What you will do:
Please work out how many lines of this material include "true", and answer with that number by itself.

Data provided:
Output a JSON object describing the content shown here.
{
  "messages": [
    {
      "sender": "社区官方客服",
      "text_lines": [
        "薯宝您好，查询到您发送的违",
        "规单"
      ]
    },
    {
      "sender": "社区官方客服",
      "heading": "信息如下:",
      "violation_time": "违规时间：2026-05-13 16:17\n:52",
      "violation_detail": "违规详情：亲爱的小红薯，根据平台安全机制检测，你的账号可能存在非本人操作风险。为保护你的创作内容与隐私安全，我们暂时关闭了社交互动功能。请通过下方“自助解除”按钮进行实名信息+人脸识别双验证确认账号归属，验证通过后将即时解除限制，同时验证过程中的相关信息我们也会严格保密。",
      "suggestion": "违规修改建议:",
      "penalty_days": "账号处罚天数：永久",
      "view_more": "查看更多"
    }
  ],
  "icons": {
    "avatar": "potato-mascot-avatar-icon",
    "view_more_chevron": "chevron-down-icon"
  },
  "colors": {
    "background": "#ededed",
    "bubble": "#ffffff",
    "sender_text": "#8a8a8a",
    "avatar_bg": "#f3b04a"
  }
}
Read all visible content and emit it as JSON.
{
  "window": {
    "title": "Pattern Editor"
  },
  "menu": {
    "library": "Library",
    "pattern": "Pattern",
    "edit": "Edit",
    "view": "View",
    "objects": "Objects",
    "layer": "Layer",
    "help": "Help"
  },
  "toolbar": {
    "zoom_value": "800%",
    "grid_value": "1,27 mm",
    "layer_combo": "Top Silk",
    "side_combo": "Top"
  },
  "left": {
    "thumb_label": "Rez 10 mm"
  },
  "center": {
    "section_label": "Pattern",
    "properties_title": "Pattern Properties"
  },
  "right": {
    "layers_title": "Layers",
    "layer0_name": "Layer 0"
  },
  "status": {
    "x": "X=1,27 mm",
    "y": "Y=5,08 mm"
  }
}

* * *

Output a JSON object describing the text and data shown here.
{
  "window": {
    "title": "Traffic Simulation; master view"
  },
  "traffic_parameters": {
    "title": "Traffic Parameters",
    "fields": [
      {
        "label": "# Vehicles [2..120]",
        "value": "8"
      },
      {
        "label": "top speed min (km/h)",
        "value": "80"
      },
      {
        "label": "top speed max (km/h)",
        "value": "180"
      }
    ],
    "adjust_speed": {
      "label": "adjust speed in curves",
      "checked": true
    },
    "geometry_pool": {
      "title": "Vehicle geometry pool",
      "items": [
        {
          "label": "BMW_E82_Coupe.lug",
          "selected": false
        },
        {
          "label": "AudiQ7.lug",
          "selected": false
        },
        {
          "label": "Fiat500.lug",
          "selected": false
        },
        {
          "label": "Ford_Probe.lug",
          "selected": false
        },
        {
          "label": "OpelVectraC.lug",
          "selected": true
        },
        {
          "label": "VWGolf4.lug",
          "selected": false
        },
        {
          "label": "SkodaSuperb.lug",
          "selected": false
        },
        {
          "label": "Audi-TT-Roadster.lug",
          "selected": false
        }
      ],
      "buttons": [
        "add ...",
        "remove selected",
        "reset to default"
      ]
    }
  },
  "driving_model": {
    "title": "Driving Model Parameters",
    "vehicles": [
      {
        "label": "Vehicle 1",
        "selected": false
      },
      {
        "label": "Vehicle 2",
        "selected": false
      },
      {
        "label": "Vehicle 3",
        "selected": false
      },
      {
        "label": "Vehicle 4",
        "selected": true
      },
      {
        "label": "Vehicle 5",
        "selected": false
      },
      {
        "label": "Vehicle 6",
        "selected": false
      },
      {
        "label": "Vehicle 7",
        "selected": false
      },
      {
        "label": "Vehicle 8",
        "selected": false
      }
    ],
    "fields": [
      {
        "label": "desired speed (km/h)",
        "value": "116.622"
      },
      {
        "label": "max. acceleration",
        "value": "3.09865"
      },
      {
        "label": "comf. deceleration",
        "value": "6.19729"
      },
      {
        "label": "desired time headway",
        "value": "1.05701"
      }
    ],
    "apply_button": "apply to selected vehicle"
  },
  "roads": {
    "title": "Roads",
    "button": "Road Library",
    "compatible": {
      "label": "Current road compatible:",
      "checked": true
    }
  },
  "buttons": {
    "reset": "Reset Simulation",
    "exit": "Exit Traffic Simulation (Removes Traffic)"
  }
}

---

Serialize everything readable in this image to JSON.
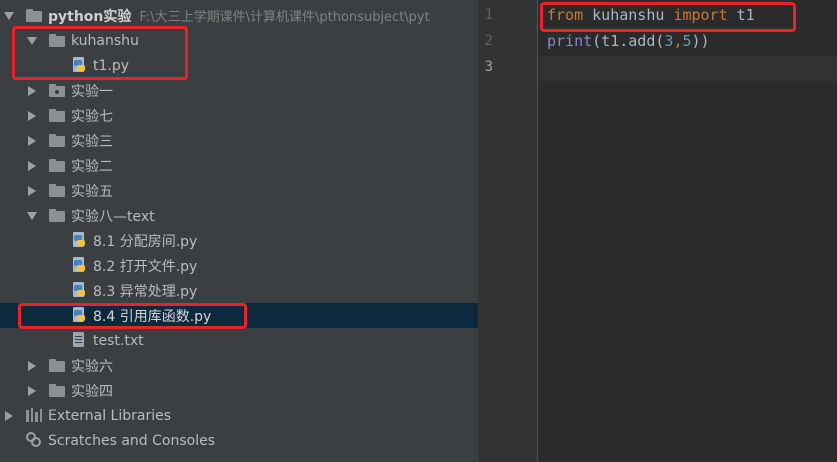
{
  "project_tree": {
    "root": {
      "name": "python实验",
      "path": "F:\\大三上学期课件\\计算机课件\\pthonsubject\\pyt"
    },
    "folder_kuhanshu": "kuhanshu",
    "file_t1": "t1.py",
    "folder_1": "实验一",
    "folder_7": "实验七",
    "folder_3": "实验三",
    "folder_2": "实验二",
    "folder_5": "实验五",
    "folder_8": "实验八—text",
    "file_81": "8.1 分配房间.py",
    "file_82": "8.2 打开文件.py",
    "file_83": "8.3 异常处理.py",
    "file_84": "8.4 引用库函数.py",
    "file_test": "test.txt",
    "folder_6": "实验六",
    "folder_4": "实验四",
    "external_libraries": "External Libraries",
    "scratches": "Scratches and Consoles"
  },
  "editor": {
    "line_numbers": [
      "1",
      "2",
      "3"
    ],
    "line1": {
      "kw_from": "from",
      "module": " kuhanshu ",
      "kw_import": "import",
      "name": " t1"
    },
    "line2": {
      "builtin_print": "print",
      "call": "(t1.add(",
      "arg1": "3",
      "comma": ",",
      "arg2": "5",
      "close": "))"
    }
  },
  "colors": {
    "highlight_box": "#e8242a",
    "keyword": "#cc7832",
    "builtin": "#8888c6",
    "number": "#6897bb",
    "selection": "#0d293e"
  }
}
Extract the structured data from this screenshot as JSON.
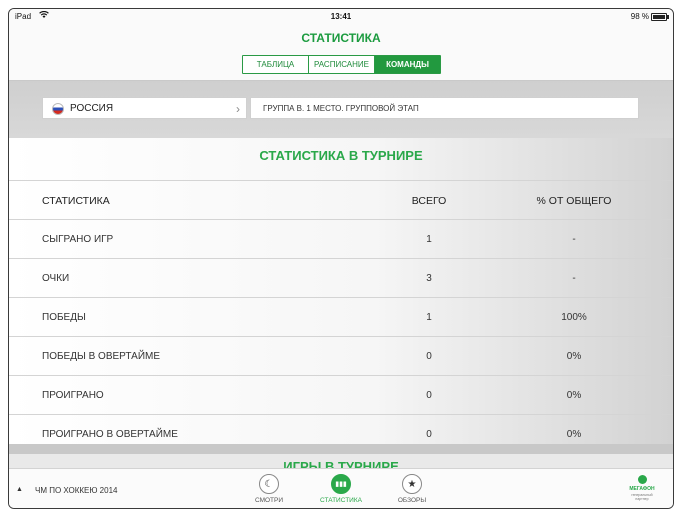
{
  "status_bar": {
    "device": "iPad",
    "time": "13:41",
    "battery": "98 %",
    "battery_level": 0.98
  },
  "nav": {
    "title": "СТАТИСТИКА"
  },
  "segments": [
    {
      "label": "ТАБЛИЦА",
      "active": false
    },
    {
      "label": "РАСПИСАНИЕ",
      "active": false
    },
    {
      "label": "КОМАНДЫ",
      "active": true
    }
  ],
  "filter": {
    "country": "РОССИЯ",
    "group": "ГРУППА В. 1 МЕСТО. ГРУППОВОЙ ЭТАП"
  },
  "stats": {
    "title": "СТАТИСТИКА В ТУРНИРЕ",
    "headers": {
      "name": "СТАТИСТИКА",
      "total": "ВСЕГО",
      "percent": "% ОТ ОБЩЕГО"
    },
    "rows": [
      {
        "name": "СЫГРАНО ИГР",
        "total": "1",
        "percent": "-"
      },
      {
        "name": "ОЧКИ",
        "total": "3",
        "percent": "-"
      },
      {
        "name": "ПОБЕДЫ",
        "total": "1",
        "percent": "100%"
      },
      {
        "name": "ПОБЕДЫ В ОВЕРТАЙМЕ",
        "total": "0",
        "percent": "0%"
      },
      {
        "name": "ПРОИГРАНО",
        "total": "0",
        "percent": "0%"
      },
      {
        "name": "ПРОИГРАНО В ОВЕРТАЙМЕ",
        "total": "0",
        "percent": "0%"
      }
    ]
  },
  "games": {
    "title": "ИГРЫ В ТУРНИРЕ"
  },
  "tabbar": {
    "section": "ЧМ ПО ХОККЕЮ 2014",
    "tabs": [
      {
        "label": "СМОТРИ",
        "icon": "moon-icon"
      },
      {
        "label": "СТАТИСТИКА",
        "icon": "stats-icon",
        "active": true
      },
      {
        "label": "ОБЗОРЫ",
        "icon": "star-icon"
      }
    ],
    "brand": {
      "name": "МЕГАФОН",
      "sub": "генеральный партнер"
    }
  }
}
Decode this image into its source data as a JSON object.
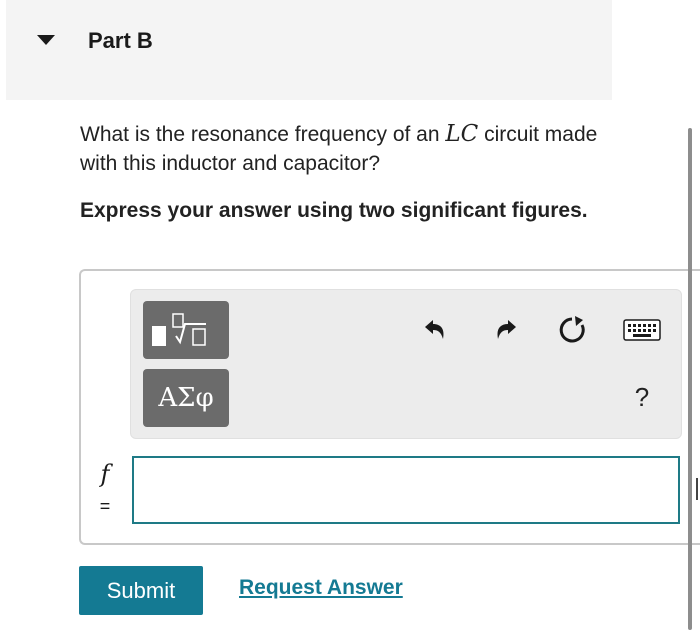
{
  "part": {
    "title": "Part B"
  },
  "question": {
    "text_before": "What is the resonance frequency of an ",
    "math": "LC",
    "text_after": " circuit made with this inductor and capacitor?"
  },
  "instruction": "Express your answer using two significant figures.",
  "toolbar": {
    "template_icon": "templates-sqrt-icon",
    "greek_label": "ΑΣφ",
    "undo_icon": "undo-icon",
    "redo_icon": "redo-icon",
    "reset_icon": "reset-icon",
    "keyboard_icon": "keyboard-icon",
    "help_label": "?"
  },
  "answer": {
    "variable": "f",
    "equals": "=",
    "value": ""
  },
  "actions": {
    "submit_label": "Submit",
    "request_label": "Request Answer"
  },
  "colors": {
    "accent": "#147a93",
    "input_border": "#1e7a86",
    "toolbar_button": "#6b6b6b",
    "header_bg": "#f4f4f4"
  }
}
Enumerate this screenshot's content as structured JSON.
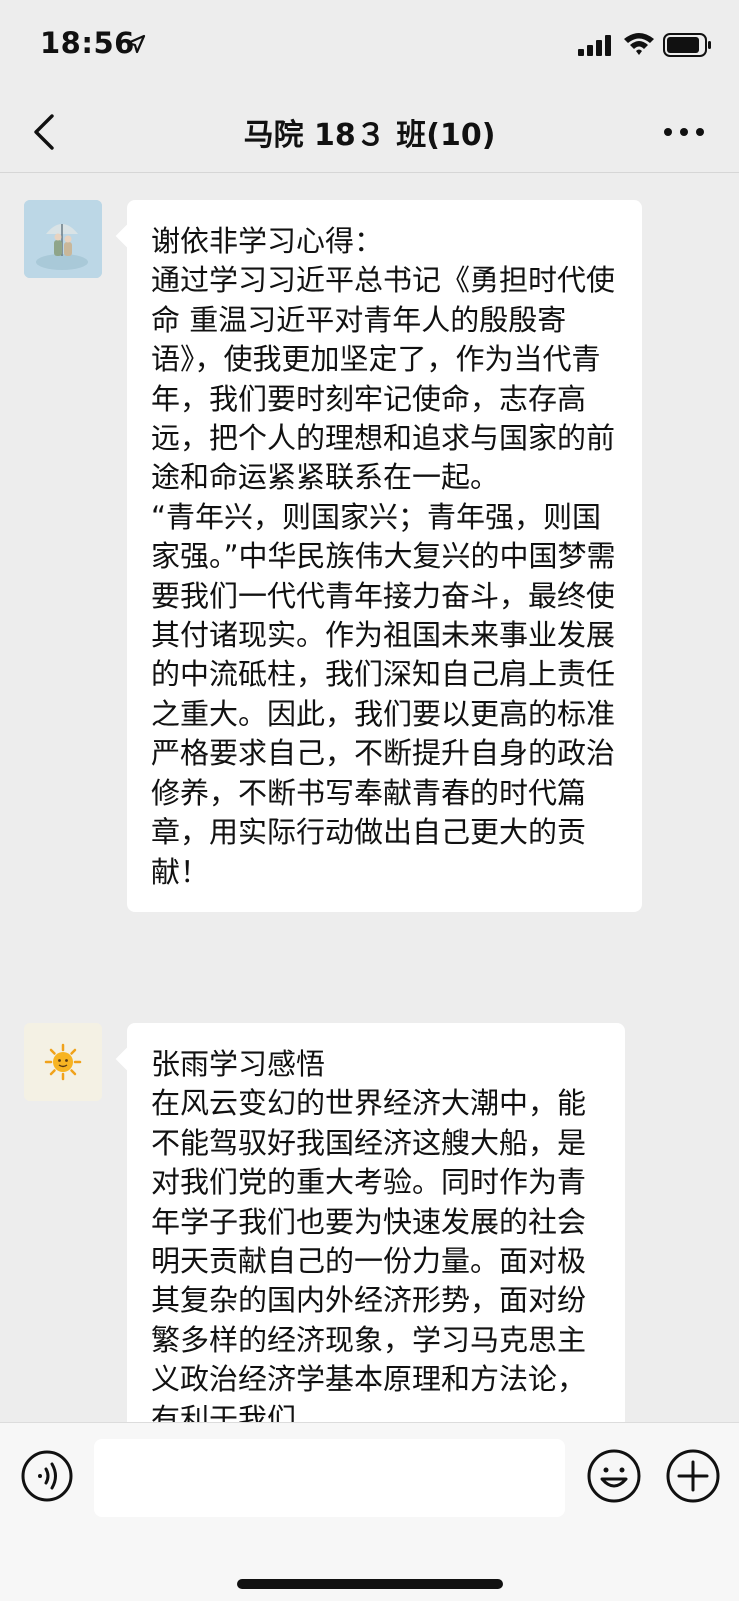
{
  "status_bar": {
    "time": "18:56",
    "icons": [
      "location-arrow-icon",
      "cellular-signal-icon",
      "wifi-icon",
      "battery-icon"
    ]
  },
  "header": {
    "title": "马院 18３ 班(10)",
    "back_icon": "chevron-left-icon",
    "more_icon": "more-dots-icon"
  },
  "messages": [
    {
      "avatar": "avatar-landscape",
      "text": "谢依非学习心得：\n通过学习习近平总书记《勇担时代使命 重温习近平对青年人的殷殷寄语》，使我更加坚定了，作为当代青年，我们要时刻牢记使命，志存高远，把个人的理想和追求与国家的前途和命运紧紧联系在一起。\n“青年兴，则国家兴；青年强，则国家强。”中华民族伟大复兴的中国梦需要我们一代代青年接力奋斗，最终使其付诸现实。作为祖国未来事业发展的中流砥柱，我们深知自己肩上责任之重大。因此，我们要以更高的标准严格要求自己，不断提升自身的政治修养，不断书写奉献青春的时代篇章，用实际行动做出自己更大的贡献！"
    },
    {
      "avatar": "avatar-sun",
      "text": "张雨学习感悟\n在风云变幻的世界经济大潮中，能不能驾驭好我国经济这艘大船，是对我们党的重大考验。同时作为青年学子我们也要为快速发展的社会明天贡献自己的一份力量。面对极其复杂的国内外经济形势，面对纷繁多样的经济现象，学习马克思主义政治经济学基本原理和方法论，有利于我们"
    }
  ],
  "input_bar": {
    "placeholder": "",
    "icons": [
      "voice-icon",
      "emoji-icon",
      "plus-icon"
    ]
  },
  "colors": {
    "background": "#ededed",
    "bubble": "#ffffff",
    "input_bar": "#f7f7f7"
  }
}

Response box:
6